Reproduce each record below exactly as written.

--------------------

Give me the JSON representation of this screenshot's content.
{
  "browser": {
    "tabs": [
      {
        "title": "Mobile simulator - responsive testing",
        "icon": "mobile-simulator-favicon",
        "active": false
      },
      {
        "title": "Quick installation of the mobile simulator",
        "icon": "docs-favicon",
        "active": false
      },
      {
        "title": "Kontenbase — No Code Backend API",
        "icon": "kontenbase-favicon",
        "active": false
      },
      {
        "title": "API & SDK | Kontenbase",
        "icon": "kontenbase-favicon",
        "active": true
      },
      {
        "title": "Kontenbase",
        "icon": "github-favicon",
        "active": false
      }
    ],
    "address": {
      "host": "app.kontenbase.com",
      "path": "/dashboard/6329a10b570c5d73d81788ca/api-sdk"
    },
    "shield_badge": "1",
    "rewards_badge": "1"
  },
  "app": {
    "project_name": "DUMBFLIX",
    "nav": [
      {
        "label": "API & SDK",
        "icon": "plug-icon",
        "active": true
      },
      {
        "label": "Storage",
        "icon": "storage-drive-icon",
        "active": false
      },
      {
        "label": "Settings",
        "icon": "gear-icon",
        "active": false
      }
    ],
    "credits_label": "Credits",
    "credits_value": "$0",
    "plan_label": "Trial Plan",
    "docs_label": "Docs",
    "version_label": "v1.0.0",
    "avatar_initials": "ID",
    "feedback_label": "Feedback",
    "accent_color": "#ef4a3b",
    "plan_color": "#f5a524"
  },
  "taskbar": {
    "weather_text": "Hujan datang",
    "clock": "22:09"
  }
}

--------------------

_Finished exercise_:
Give me the JSON representation of this screenshot's content.
{
  "browser": {
    "tabs": [
      {
        "title": "Mobile simulator - responsive testing",
        "icon": "mobile-simulator-favicon",
        "active": false
      },
      {
        "title": "Quick installation of the mobile simulator",
        "icon": "docs-favicon",
        "active": false
      },
      {
        "title": "Kontenbase — No Code Backend API",
        "icon": "kontenbase-favicon",
        "active": false
      },
      {
        "title": "API & SDK | Kontenbase",
        "icon": "kontenbase-favicon",
        "active": true
      },
      {
        "title": "Kontenbase",
        "icon": "github-favicon",
        "active": false
      }
    ],
    "address": {
      "host": "app.kontenbase.com",
      "path": "/dashboard/6329a10b570c5d73d81788ca/api-sdk"
    },
    "shield_badge": "1",
    "rewards_badge": "1"
  },
  "app": {
    "project_name": "DUMBFLIX",
    "nav": [
      {
        "label": "API & SDK",
        "icon": "plug-icon",
        "active": true
      },
      {
        "label": "Storage",
        "icon": "storage-drive-icon",
        "active": false
      },
      {
        "label": "Settings",
        "icon": "gear-icon",
        "active": false
      }
    ],
    "credits_label": "Credits",
    "credits_value": "$0",
    "plan_label": "Trial Plan",
    "docs_label": "Docs",
    "version_label": "v1.0.0",
    "avatar_initials": "ID",
    "feedback_label": "Feedback",
    "accent_color": "#ef4a3b",
    "plan_color": "#f5a524"
  },
  "taskbar": {
    "weather_text": "Hujan datang",
    "clock": "22:09"
  }
}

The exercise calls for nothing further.